BLOG SURF: Affluence
Roughly matching the one billion people living in extreme poverty, there are about a billion living at a level of affluence never previously known except in the courts of kings and nobles. As King of France, Louis XIV, the “sun king” could afford to build the most magnificent palace Europe had ever seen, but he could not keep it cool in summer as effectively as most middle-class people in industrialized nations can keep their homes cool today.
But we’re not just better off than a French King who lived centuries ago. We are also much better off than our own great-grandparents. For a start, we can expect to live about thirty years longer, in part because a century ago, one child in ten died in infancy. Now in most rich nations that figure is less than one in 200. Another telling indicator of how wealthy we are today is the modest number of hours we must work to meet our basic dietary needs.
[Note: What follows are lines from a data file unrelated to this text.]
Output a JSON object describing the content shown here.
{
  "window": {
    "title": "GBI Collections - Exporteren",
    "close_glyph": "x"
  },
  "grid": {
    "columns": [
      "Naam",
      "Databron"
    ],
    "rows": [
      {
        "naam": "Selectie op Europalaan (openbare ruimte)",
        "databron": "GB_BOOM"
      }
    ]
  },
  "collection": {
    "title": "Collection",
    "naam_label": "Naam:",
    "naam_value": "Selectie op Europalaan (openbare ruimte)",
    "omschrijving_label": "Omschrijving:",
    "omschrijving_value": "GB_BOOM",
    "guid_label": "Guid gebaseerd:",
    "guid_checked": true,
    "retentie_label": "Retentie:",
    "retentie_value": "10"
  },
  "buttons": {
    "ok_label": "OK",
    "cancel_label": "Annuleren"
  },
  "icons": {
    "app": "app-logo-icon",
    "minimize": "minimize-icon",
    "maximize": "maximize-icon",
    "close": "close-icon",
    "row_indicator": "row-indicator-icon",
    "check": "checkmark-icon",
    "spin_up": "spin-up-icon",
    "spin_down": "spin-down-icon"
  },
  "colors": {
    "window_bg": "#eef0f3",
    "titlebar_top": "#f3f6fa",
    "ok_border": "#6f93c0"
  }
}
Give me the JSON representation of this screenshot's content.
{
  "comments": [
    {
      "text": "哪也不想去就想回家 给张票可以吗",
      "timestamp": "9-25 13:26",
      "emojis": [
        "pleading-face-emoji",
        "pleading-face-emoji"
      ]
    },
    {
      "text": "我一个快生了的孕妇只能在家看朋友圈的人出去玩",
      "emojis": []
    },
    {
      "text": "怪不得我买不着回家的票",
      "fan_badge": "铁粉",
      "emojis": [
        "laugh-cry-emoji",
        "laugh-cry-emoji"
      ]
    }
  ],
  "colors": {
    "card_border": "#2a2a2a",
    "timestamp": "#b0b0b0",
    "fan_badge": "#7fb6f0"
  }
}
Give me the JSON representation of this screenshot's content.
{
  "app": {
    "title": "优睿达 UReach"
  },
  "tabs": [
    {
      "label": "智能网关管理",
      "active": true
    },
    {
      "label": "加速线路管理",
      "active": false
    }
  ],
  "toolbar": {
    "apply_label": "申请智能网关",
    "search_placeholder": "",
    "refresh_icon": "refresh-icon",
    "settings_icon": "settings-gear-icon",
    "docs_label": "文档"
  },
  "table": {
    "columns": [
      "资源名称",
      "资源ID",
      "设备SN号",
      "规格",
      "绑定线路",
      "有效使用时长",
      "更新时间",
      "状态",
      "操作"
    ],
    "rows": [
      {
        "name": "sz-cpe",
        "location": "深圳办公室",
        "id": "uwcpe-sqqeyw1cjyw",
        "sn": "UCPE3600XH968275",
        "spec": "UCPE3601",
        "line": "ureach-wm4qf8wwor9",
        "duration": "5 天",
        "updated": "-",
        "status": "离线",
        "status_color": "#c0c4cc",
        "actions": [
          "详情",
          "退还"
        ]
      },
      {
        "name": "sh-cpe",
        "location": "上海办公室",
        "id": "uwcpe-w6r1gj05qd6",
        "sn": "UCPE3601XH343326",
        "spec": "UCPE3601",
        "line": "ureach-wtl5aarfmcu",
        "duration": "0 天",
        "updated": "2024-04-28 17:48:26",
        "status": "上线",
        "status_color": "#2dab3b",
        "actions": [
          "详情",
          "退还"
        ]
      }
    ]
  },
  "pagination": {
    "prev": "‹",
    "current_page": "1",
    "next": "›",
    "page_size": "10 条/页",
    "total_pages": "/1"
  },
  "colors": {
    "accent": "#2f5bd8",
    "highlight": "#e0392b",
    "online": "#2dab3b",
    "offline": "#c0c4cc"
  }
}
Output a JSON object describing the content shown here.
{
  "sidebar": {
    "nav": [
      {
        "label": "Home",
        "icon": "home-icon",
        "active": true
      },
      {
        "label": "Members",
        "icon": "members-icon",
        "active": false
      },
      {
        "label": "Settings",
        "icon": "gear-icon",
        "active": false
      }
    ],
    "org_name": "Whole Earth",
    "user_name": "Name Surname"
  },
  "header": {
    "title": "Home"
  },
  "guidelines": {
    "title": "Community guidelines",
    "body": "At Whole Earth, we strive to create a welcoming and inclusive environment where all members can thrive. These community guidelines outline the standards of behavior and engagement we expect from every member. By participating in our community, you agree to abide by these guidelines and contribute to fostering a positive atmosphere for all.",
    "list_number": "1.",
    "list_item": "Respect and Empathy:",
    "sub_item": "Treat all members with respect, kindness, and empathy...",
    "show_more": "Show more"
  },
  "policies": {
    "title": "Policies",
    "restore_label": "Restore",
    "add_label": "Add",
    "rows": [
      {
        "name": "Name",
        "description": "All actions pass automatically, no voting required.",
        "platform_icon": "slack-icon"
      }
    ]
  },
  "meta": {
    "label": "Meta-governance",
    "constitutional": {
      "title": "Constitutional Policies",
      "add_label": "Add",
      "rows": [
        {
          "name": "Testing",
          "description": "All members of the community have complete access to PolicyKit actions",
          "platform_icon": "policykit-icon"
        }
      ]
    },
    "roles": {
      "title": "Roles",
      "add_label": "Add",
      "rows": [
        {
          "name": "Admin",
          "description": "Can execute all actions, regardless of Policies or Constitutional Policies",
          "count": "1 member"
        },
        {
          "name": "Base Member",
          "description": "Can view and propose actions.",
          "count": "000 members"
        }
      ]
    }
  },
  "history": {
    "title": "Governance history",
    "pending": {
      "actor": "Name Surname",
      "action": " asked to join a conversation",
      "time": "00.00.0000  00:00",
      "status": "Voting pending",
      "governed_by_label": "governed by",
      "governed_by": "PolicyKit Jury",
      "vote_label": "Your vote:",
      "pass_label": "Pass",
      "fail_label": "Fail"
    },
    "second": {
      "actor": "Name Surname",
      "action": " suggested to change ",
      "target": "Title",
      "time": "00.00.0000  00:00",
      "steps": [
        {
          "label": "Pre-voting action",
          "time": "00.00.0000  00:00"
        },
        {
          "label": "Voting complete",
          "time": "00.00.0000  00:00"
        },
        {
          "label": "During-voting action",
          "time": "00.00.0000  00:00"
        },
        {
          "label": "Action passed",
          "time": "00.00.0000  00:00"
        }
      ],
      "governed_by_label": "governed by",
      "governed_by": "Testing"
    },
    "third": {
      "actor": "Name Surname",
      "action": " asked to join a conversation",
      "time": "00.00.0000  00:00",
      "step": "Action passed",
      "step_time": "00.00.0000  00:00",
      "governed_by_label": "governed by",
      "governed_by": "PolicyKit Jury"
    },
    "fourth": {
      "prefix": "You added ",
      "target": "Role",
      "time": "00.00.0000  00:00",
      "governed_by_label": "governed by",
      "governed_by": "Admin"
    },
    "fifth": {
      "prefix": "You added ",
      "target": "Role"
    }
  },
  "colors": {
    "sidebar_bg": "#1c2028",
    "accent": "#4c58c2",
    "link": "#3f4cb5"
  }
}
Today Americans spend, on average, only 6 per cent of their income on buying food.